[Data records]
▬▬▬▬▬▬▬▬▬▬
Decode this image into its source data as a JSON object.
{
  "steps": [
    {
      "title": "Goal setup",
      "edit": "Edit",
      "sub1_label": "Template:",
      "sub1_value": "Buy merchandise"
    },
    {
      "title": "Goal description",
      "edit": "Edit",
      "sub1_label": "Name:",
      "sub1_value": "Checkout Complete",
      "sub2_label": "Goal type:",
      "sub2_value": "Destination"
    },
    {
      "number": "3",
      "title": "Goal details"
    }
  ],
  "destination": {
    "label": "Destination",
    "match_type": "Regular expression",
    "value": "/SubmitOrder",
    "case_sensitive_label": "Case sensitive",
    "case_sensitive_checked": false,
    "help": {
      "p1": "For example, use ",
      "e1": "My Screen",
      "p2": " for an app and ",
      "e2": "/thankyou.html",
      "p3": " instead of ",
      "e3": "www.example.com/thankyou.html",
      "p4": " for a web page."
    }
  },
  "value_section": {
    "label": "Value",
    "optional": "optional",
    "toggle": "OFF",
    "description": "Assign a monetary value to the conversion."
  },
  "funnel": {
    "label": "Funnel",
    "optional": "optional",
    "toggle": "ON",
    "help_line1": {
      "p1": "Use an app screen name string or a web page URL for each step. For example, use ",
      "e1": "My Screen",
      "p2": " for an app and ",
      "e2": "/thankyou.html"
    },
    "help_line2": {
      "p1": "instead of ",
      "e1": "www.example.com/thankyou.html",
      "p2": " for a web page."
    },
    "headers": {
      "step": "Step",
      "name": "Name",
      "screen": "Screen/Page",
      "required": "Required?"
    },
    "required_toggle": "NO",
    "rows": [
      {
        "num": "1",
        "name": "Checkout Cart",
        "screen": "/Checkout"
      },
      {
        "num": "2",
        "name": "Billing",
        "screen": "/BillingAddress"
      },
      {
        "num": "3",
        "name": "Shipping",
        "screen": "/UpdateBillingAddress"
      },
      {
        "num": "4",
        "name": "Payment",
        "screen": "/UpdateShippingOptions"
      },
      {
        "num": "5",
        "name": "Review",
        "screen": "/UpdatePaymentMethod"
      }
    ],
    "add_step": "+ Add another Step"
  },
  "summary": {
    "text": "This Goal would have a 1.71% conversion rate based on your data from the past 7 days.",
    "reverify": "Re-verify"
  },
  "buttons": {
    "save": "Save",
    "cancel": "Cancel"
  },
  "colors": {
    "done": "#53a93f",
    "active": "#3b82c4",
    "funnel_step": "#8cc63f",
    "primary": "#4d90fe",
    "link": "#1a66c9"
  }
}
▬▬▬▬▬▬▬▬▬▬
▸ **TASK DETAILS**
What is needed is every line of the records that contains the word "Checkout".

▸ **RESULT BELOW**
      "sub1_value": "Checkout Complete",
        "name": "Checkout Cart",
        "screen": "/Checkout"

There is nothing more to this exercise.